Building a Better World in GeoWeb 2008, Part 1
By Kenneth Wong
The geospatial community is hard at work building a new world. It's a world that's eerily familiar to us, because it's a digital replica of the one we live in.
Ron Lake, chairman and CEO of Galdos Systems, uses the term GeoWeb to express the ability to locally and globally integrate and share geospatial information via the Internet. In some ways, the GeoWeb is more manageable and a lot easier to navigate than the physical world. Linked to relational databases, user-created content, and search engines, the digital world lets you go beyond the facade of the superstructures and substructures around you. It gives you neighborhood crime statistics, property values, historical context, nearby bars and restaurants, and Wikipedia entries related to the features.Read more »
Civil Engineering and Road Design Seminars
August 26-28, 2008
Various Cities in Florida
These seminars, presented by DLT Solutions, will show how an entire project team can stay coordinated throughout all phases of a project, from surveying to construction documentation.
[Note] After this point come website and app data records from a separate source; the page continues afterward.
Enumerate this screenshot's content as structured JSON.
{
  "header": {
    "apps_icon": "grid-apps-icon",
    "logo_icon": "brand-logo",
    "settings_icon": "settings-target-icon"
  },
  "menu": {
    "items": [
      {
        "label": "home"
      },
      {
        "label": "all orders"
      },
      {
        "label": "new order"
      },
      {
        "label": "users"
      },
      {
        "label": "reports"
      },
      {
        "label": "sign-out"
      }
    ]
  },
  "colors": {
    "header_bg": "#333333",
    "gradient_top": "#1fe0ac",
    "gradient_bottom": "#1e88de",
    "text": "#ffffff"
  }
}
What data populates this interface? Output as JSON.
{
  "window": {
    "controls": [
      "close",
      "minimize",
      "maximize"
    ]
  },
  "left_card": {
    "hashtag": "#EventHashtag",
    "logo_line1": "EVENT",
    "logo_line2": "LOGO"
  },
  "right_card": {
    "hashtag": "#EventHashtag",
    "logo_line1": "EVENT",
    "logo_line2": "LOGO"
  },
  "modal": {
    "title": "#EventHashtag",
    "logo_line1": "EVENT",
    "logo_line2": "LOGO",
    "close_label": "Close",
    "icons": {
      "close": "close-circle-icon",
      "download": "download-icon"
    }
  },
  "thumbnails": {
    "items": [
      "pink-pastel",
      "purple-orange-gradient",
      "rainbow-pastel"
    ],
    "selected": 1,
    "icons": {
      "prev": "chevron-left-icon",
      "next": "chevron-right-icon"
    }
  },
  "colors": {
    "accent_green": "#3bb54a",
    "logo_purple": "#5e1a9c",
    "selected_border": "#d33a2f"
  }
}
Read more »
September 23-26, 2008
Park City, Utah
GIScience brings together scientists from academia, industry, and government to explore emerging topics and basic research findings across all sectors of geographic information science. Read more »
Association of American Geographers Annual Meeting
March 22-27, 2009
Las Vegas, Nevada
The AAG 2009 meeting will welcome 8,000 geographers, GIS specialists, and environmental scientists from around the world for the latest in research, policy, and applications in geography, sustainability, and GIScience. Read more »